Bill Sample / December 8, 2018 / Daphne Pope
The same can be said of a sample contract. If nothing bad ever happens the sample contract is fine. But if a problem occurs it may not work out so well. When starting your new business no one wants to think about things going wrong but unfortunately in this business things do go wrong and we all need to be covered by a comprehensive contract when this happens. It may not be anything you did wrong and it may not even be anything the provider did wrong but sometimes things happen that are beyond our control. If you do use a sample contract and then two years later find yourself in court with a former client you are going to wish you had looked into writing the contract a little more. Just having a contract doesnt cover it. You need to make sure the contract is very specific to your company.
You want to imagine a symbiotic relationship with your providers and then list the reasons this relationship works and put those actions in your contract as responsibilities of yourself or the provider. You need a list of everything that you have ever heard of going wrong in a medical billing business between the provider and the biller. You need to decide how you would avoid those situations if possible and cover how it would best be handled in your contract if unavoidable. What you are charging your provider and how you will get paid is a fairly important part of your contract. Are you charging a percentage a flat rate or a per claim fee? Is it clearly defined how you are charging? Is the percentage on what is billed out or what is received? Are patient payments included? If charging per claim what constitutes a claim? Is it a line on a claim form or is it per page? You also need to take into account what will happen when the relationship ends.

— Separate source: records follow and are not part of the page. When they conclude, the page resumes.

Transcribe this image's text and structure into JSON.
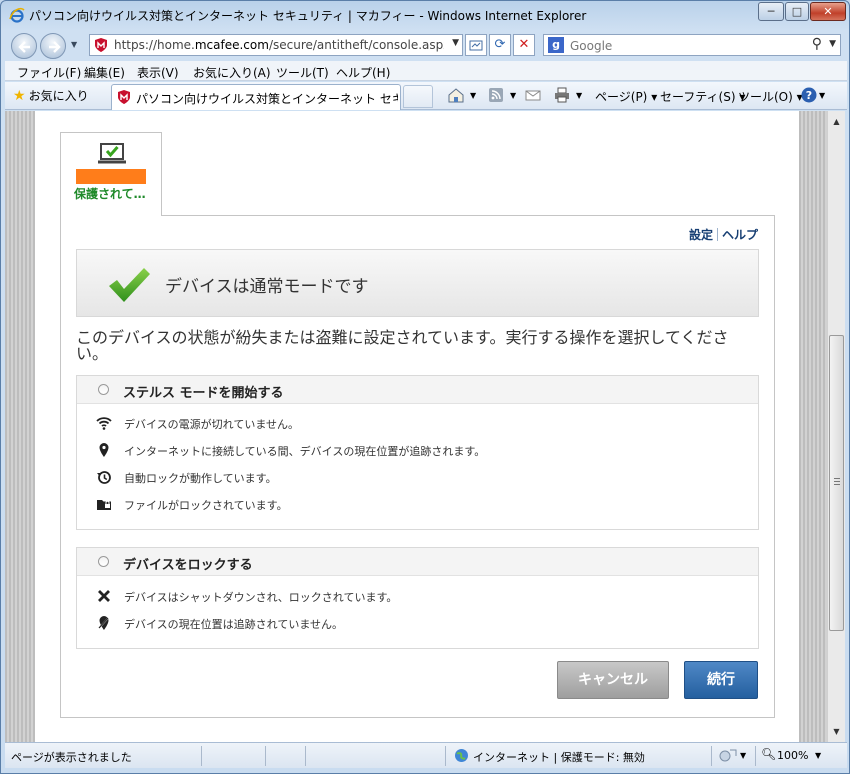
{
  "window": {
    "title": "パソコン向けウイルス対策とインターネット セキュリティ | マカフィー - Windows Internet Explorer",
    "minimize": "─",
    "maximize": "□",
    "close": "✕"
  },
  "addressbar": {
    "url_prefix": "https://home.",
    "url_domain": "mcafee.com",
    "url_rest": "/secure/antitheft/console.aspx?did=A(",
    "search_placeholder": "Google",
    "search_engine_letter": "g"
  },
  "menu": [
    "ファイル(F)",
    "編集(E)",
    "表示(V)",
    "お気に入り(A)",
    "ツール(T)",
    "ヘルプ(H)"
  ],
  "favbar": {
    "favorites": "お気に入り",
    "tab_title": "パソコン向けウイルス対策とインターネット セキュリティ | ...",
    "commands": [
      "ページ(P)",
      "セーフティ(S)",
      "ツール(O)"
    ]
  },
  "device": {
    "status": "保護されて…"
  },
  "panel": {
    "links": [
      "設定",
      "ヘルプ"
    ],
    "banner_message": "デバイスは通常モードです",
    "description": "このデバイスの状態が紛失または盗難に設定されています。実行する操作を選択してください。"
  },
  "options": [
    {
      "title": "ステルス モードを開始する",
      "features": [
        {
          "icon": "wifi-icon",
          "text": "デバイスの電源が切れていません。"
        },
        {
          "icon": "location-pin-icon",
          "text": "インターネットに接続している間、デバイスの現在位置が追跡されます。"
        },
        {
          "icon": "clock-history-icon",
          "text": "自動ロックが動作しています。"
        },
        {
          "icon": "folder-lock-icon",
          "text": "ファイルがロックされています。"
        }
      ]
    },
    {
      "title": "デバイスをロックする",
      "features": [
        {
          "icon": "x-mark-icon",
          "text": "デバイスはシャットダウンされ、ロックされています。"
        },
        {
          "icon": "location-pin-off-icon",
          "text": "デバイスの現在位置は追跡されていません。"
        }
      ]
    }
  ],
  "buttons": {
    "cancel": "キャンセル",
    "continue": "続行"
  },
  "statusbar": {
    "left": "ページが表示されました",
    "zone": "インターネット | 保護モード: 無効",
    "zoom": "100%"
  },
  "colors": {
    "accent_blue": "#2d69a8",
    "status_green": "#1f8a2a",
    "redaction_orange": "#ff7d1a"
  }
}
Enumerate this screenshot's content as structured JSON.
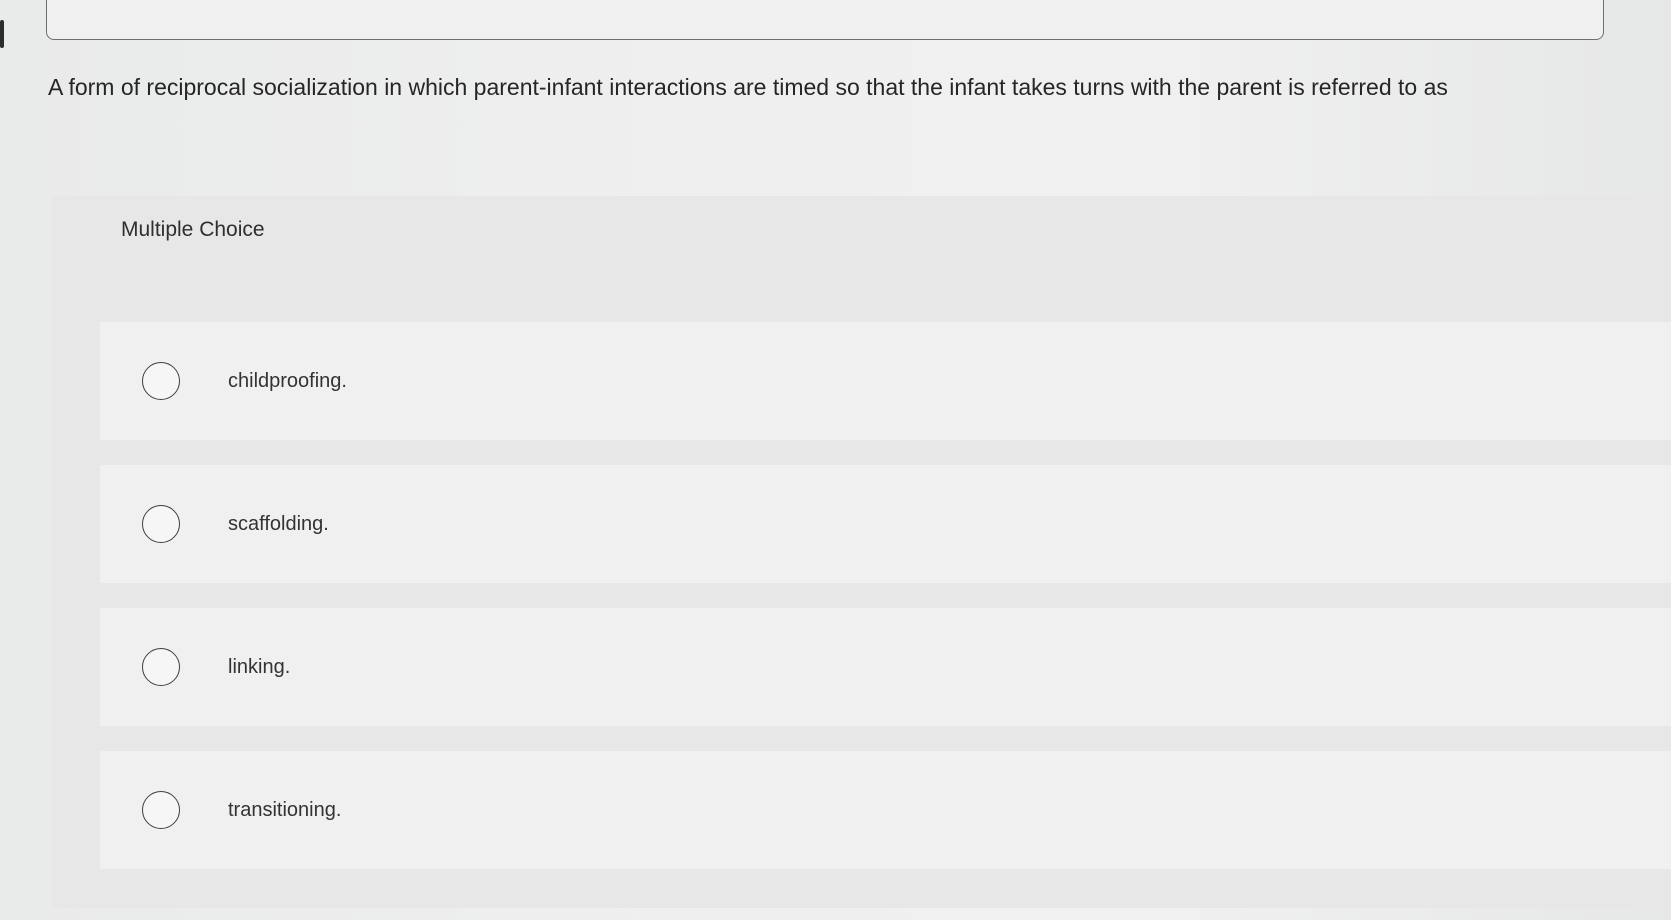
{
  "question": {
    "text": "A form of reciprocal socialization in which parent-infant interactions are timed so that the infant takes turns with the parent is referred to as"
  },
  "multiple_choice": {
    "title": "Multiple Choice",
    "options": [
      {
        "label": "childproofing."
      },
      {
        "label": "scaffolding."
      },
      {
        "label": "linking."
      },
      {
        "label": "transitioning."
      }
    ]
  },
  "colors": {
    "background": "#efefef",
    "panel": "#e7e7e7",
    "option_row": "#f0f0f0",
    "text": "#262626"
  }
}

Useful metrics must be comprehensive and simple. They must combine both complete end-to-end processes and their individual components. Metrics must be used consistently over time and compared to standards. Obviously different standards apply to different medical specialties patient demographics payers and samples of CPT codes. Medical billing metrics typically include compliance cash balances charges accounts receivable and collection ratios to help monitor cash flow. This article focuses on performance metrics. For discussion of compliance program see companion article on Medical Billing Compliance. Collection Ratios Traditional metrics include gross and net collection ratios. Both metrics are subjective to individual practice because they compare (often arbitrary) charges to (allowed) payments.